[Items from a data source]

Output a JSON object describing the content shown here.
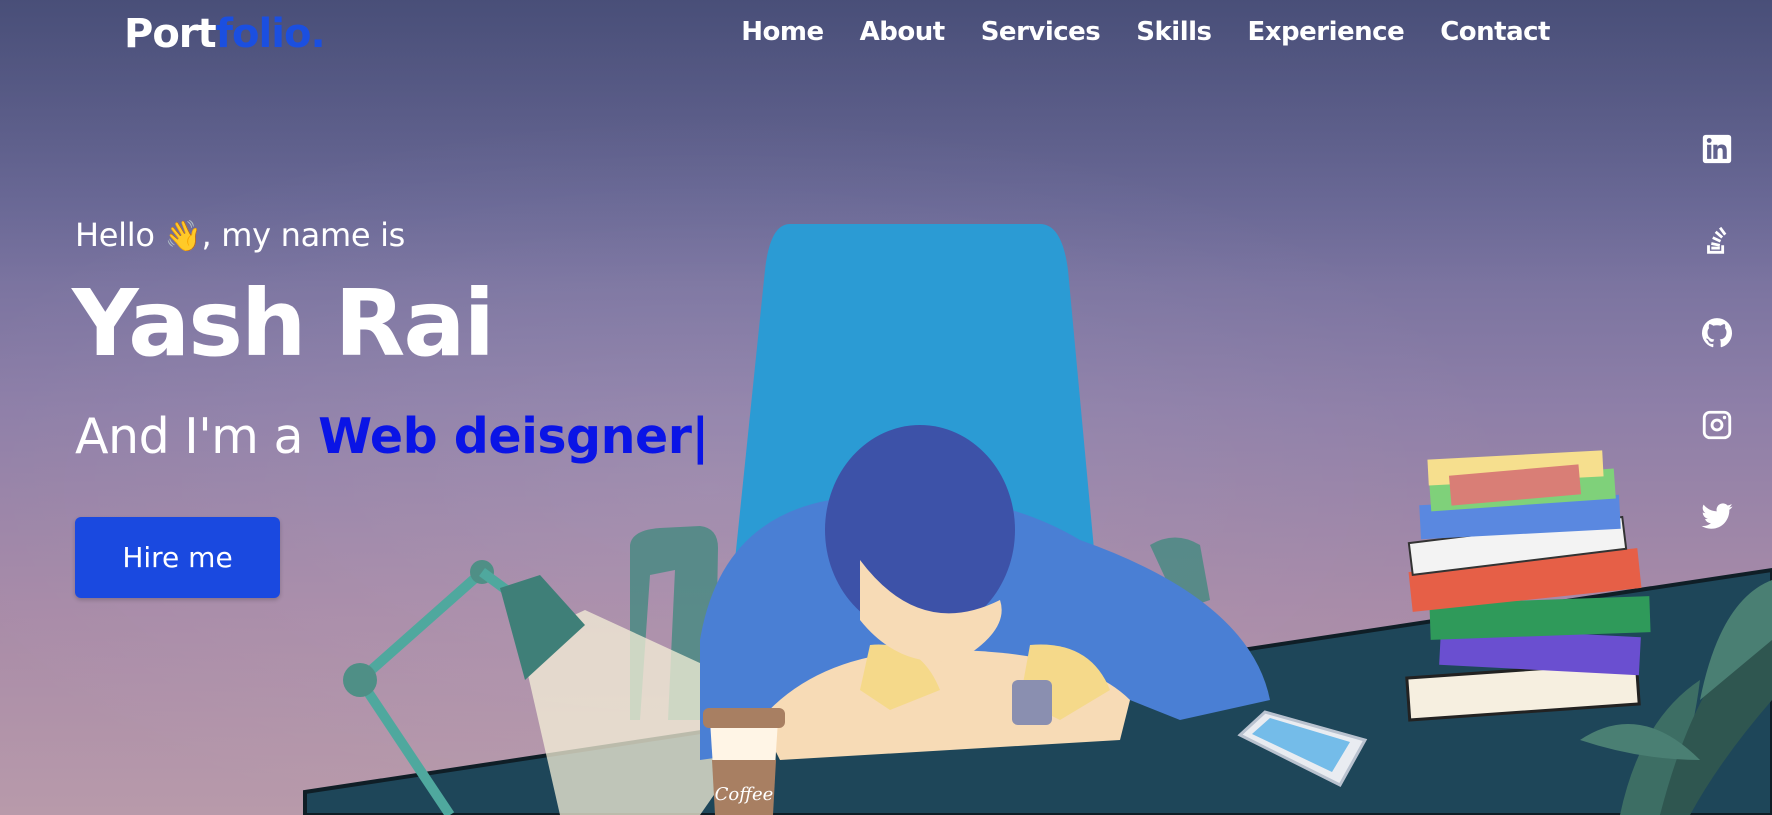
{
  "logo": {
    "part1": "Port",
    "part2": "folio."
  },
  "nav": {
    "items": [
      {
        "label": "Home"
      },
      {
        "label": "About"
      },
      {
        "label": "Services"
      },
      {
        "label": "Skills"
      },
      {
        "label": "Experience"
      },
      {
        "label": "Contact"
      }
    ]
  },
  "hero": {
    "greeting_before": "Hello ",
    "greeting_emoji": "👋",
    "greeting_after": ", my name is",
    "name": "Yash Rai",
    "role_prefix": "And I'm a ",
    "role_typed": "Web deisgner|",
    "cta_label": "Hire me"
  },
  "social": {
    "icons": [
      "linkedin-icon",
      "stackoverflow-icon",
      "github-icon",
      "instagram-icon",
      "twitter-icon"
    ]
  },
  "illustration": {
    "coffee_label": "Coffee"
  },
  "colors": {
    "accent": "#1a49e0",
    "typed_text": "#0a14e6",
    "logo_accent": "#1b4fe0"
  }
}
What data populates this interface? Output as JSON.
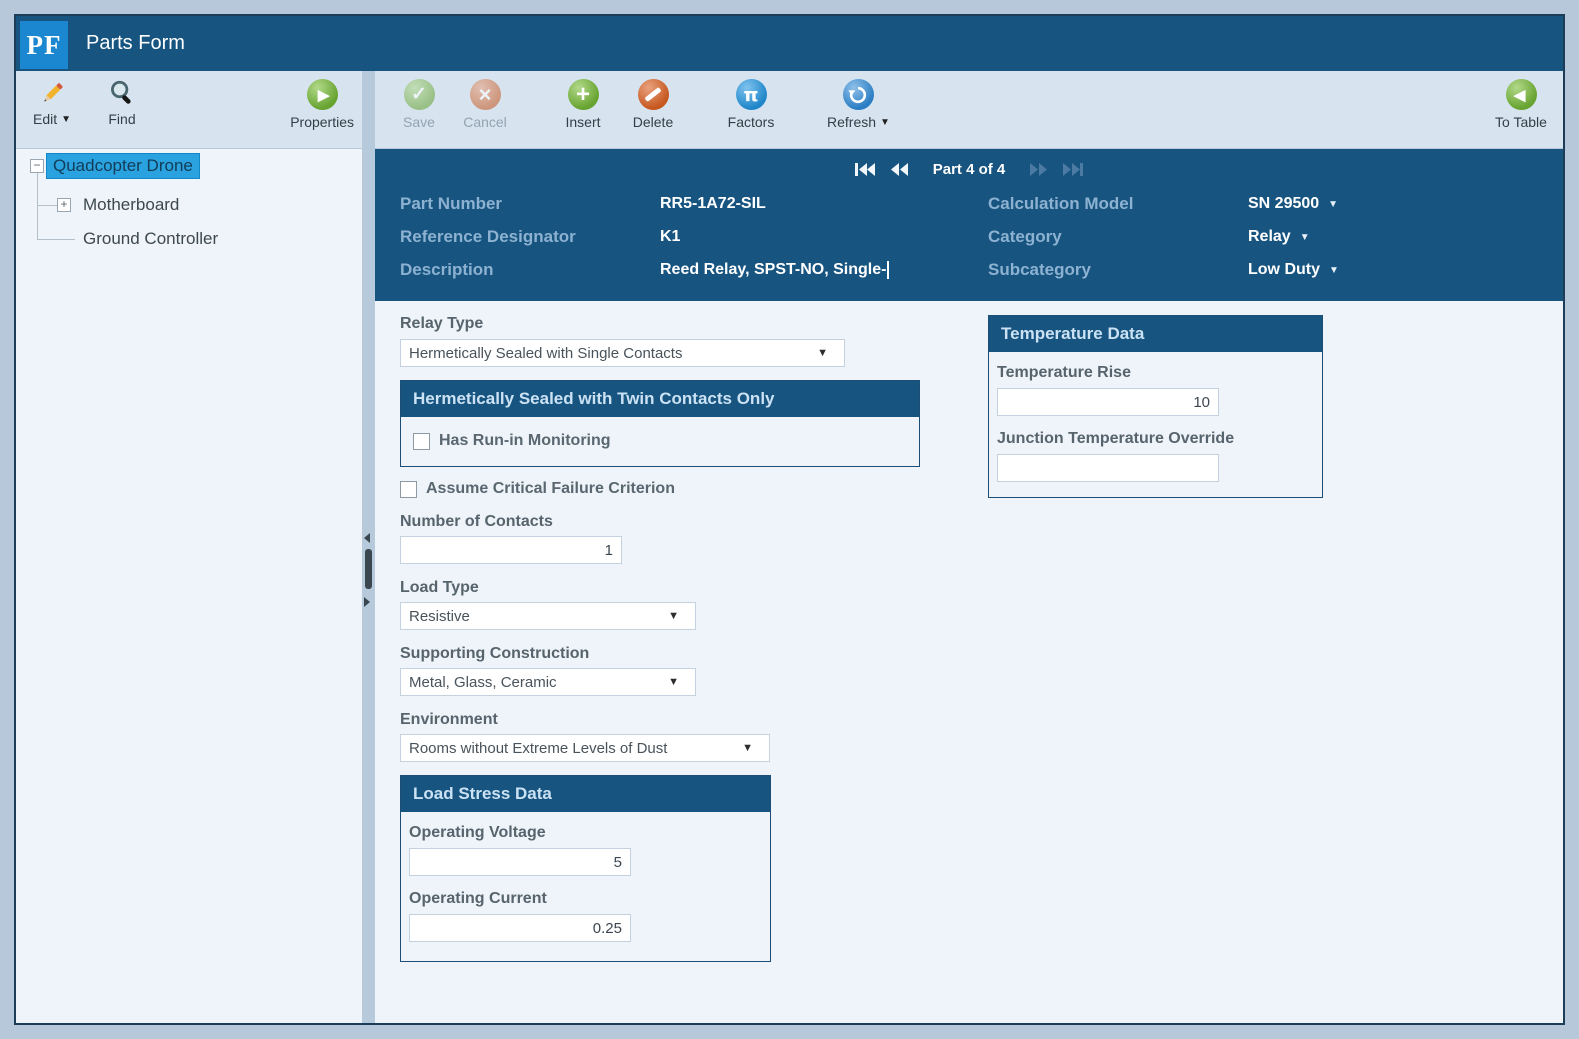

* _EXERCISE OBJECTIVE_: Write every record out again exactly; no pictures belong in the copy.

* _SOLUTION TO THIS PROBLEM_:
Output a JSON object describing the content shown here.
{
  "logo": {
    "part1": "Port",
    "part2": "folio."
  },
  "nav": {
    "items": [
      {
        "label": "Home"
      },
      {
        "label": "About"
      },
      {
        "label": "Services"
      },
      {
        "label": "Skills"
      },
      {
        "label": "Experience"
      },
      {
        "label": "Contact"
      }
    ]
  },
  "hero": {
    "greeting_before": "Hello ",
    "greeting_emoji": "👋",
    "greeting_after": ", my name is",
    "name": "Yash Rai",
    "role_prefix": "And I'm a ",
    "role_typed": "Web deisgner|",
    "cta_label": "Hire me"
  },
  "social": {
    "icons": [
      "linkedin-icon",
      "stackoverflow-icon",
      "github-icon",
      "instagram-icon",
      "twitter-icon"
    ]
  },
  "illustration": {
    "coffee_label": "Coffee"
  },
  "colors": {
    "accent": "#1a49e0",
    "typed_text": "#0a14e6",
    "logo_accent": "#1b4fe0"
  }
}
What data populates this interface? Output as JSON.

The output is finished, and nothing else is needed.